══ Exercise input ══

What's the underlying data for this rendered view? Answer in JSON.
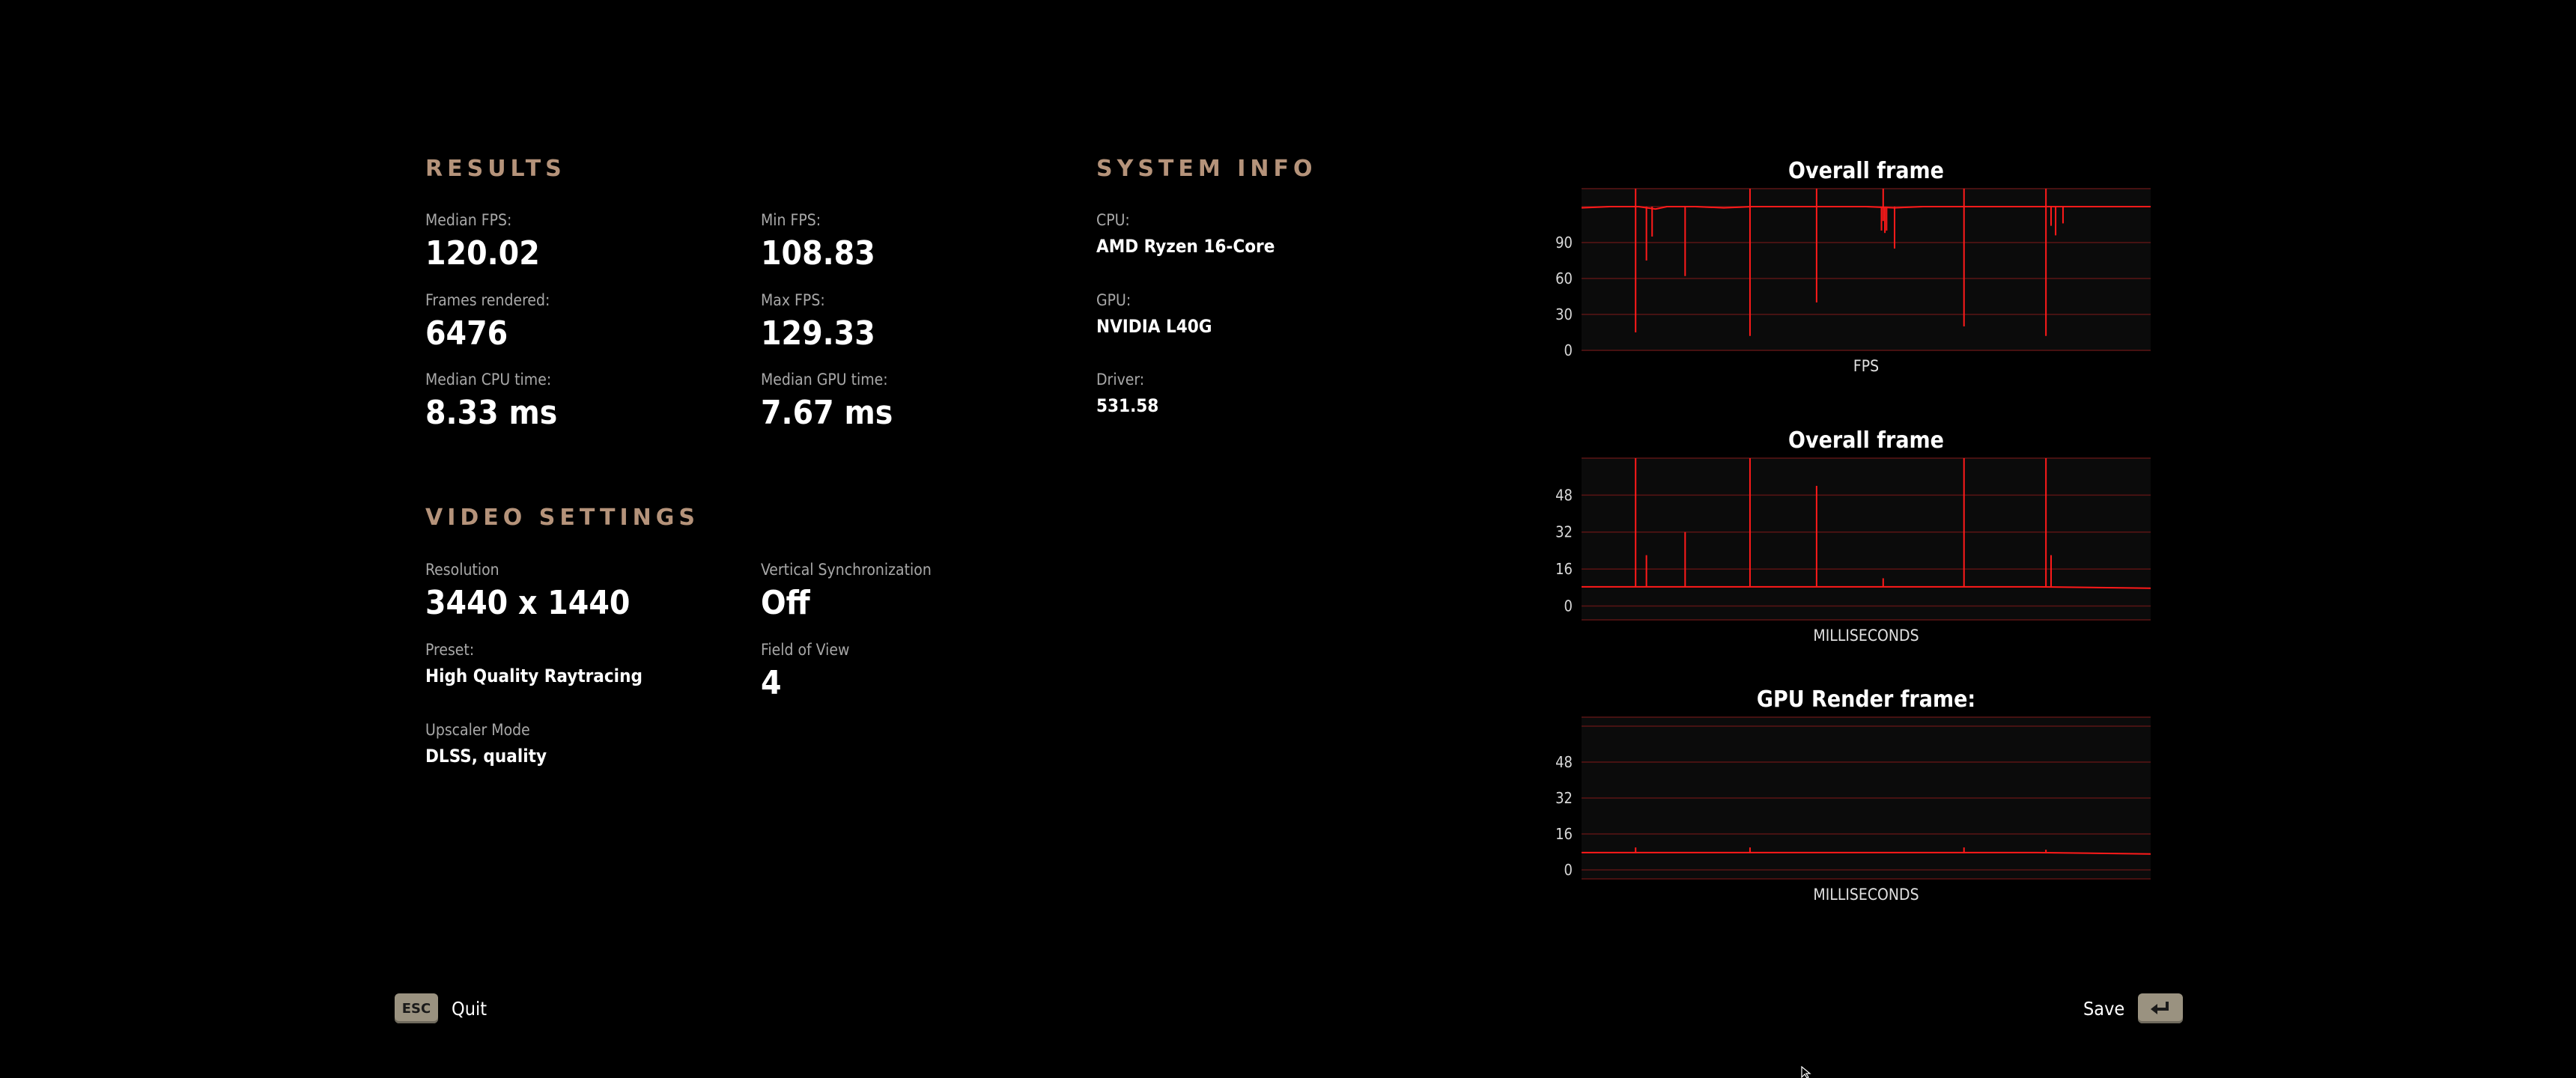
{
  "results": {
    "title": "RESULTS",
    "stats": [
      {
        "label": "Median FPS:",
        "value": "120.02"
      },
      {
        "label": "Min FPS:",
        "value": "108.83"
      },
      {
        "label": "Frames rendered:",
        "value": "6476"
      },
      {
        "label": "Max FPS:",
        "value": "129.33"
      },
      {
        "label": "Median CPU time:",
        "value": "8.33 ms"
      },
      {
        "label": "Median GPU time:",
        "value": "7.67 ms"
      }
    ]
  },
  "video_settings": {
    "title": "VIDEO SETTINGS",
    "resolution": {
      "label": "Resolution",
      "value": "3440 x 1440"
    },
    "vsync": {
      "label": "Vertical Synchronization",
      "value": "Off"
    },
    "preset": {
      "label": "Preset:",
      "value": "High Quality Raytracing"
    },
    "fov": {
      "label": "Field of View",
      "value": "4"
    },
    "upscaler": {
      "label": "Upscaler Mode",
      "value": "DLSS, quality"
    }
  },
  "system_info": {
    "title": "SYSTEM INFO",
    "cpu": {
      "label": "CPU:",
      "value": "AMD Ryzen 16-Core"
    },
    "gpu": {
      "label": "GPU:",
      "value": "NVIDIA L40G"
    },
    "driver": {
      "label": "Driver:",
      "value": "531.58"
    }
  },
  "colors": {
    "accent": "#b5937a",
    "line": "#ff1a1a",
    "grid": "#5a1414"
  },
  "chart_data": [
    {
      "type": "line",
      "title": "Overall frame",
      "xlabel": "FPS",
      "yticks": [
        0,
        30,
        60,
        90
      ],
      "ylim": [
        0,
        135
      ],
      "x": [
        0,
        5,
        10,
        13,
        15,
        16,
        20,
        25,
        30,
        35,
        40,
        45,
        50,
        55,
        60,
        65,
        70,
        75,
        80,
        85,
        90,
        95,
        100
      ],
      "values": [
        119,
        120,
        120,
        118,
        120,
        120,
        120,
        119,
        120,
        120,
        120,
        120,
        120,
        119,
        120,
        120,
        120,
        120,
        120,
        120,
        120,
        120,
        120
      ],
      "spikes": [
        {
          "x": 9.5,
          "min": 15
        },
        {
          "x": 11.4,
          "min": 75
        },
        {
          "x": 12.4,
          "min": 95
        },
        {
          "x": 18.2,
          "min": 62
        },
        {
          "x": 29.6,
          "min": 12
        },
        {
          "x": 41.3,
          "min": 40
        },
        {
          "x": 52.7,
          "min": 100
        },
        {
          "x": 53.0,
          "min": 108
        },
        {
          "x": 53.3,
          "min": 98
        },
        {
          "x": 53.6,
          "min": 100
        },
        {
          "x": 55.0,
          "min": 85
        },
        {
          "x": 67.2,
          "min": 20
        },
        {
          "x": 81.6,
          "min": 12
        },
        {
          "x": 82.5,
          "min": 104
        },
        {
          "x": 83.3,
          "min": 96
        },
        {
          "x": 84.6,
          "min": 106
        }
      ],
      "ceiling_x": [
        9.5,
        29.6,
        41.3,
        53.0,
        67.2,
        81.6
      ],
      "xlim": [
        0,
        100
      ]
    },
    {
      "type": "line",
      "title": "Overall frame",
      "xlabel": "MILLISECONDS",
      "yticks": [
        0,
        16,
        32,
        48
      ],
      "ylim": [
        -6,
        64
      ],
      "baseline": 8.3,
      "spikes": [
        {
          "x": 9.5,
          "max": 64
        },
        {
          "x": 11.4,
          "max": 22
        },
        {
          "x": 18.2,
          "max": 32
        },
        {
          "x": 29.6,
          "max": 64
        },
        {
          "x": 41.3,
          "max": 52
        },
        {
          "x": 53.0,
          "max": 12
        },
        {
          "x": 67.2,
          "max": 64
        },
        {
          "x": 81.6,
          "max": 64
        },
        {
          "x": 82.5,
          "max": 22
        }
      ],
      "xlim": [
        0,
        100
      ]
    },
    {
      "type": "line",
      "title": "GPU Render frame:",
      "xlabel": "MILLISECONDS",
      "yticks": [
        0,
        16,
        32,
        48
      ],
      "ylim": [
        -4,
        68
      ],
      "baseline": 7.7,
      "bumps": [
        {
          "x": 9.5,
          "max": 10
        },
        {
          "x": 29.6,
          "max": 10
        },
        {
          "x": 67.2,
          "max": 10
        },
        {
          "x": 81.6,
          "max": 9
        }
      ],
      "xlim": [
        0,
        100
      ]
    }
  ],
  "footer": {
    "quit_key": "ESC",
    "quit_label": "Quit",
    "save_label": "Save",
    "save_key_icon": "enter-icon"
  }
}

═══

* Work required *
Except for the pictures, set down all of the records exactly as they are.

* Response to the task *
What's the underlying data for this rendered view? Answer in JSON.
{
  "results": {
    "title": "RESULTS",
    "stats": [
      {
        "label": "Median FPS:",
        "value": "120.02"
      },
      {
        "label": "Min FPS:",
        "value": "108.83"
      },
      {
        "label": "Frames rendered:",
        "value": "6476"
      },
      {
        "label": "Max FPS:",
        "value": "129.33"
      },
      {
        "label": "Median CPU time:",
        "value": "8.33 ms"
      },
      {
        "label": "Median GPU time:",
        "value": "7.67 ms"
      }
    ]
  },
  "video_settings": {
    "title": "VIDEO SETTINGS",
    "resolution": {
      "label": "Resolution",
      "value": "3440 x 1440"
    },
    "vsync": {
      "label": "Vertical Synchronization",
      "value": "Off"
    },
    "preset": {
      "label": "Preset:",
      "value": "High Quality Raytracing"
    },
    "fov": {
      "label": "Field of View",
      "value": "4"
    },
    "upscaler": {
      "label": "Upscaler Mode",
      "value": "DLSS, quality"
    }
  },
  "system_info": {
    "title": "SYSTEM INFO",
    "cpu": {
      "label": "CPU:",
      "value": "AMD Ryzen 16-Core"
    },
    "gpu": {
      "label": "GPU:",
      "value": "NVIDIA L40G"
    },
    "driver": {
      "label": "Driver:",
      "value": "531.58"
    }
  },
  "colors": {
    "accent": "#b5937a",
    "line": "#ff1a1a",
    "grid": "#5a1414"
  },
  "chart_data": [
    {
      "type": "line",
      "title": "Overall frame",
      "xlabel": "FPS",
      "yticks": [
        0,
        30,
        60,
        90
      ],
      "ylim": [
        0,
        135
      ],
      "x": [
        0,
        5,
        10,
        13,
        15,
        16,
        20,
        25,
        30,
        35,
        40,
        45,
        50,
        55,
        60,
        65,
        70,
        75,
        80,
        85,
        90,
        95,
        100
      ],
      "values": [
        119,
        120,
        120,
        118,
        120,
        120,
        120,
        119,
        120,
        120,
        120,
        120,
        120,
        119,
        120,
        120,
        120,
        120,
        120,
        120,
        120,
        120,
        120
      ],
      "spikes": [
        {
          "x": 9.5,
          "min": 15
        },
        {
          "x": 11.4,
          "min": 75
        },
        {
          "x": 12.4,
          "min": 95
        },
        {
          "x": 18.2,
          "min": 62
        },
        {
          "x": 29.6,
          "min": 12
        },
        {
          "x": 41.3,
          "min": 40
        },
        {
          "x": 52.7,
          "min": 100
        },
        {
          "x": 53.0,
          "min": 108
        },
        {
          "x": 53.3,
          "min": 98
        },
        {
          "x": 53.6,
          "min": 100
        },
        {
          "x": 55.0,
          "min": 85
        },
        {
          "x": 67.2,
          "min": 20
        },
        {
          "x": 81.6,
          "min": 12
        },
        {
          "x": 82.5,
          "min": 104
        },
        {
          "x": 83.3,
          "min": 96
        },
        {
          "x": 84.6,
          "min": 106
        }
      ],
      "ceiling_x": [
        9.5,
        29.6,
        41.3,
        53.0,
        67.2,
        81.6
      ],
      "xlim": [
        0,
        100
      ]
    },
    {
      "type": "line",
      "title": "Overall frame",
      "xlabel": "MILLISECONDS",
      "yticks": [
        0,
        16,
        32,
        48
      ],
      "ylim": [
        -6,
        64
      ],
      "baseline": 8.3,
      "spikes": [
        {
          "x": 9.5,
          "max": 64
        },
        {
          "x": 11.4,
          "max": 22
        },
        {
          "x": 18.2,
          "max": 32
        },
        {
          "x": 29.6,
          "max": 64
        },
        {
          "x": 41.3,
          "max": 52
        },
        {
          "x": 53.0,
          "max": 12
        },
        {
          "x": 67.2,
          "max": 64
        },
        {
          "x": 81.6,
          "max": 64
        },
        {
          "x": 82.5,
          "max": 22
        }
      ],
      "xlim": [
        0,
        100
      ]
    },
    {
      "type": "line",
      "title": "GPU Render frame:",
      "xlabel": "MILLISECONDS",
      "yticks": [
        0,
        16,
        32,
        48
      ],
      "ylim": [
        -4,
        68
      ],
      "baseline": 7.7,
      "bumps": [
        {
          "x": 9.5,
          "max": 10
        },
        {
          "x": 29.6,
          "max": 10
        },
        {
          "x": 67.2,
          "max": 10
        },
        {
          "x": 81.6,
          "max": 9
        }
      ],
      "xlim": [
        0,
        100
      ]
    }
  ],
  "footer": {
    "quit_key": "ESC",
    "quit_label": "Quit",
    "save_label": "Save",
    "save_key_icon": "enter-icon"
  }
}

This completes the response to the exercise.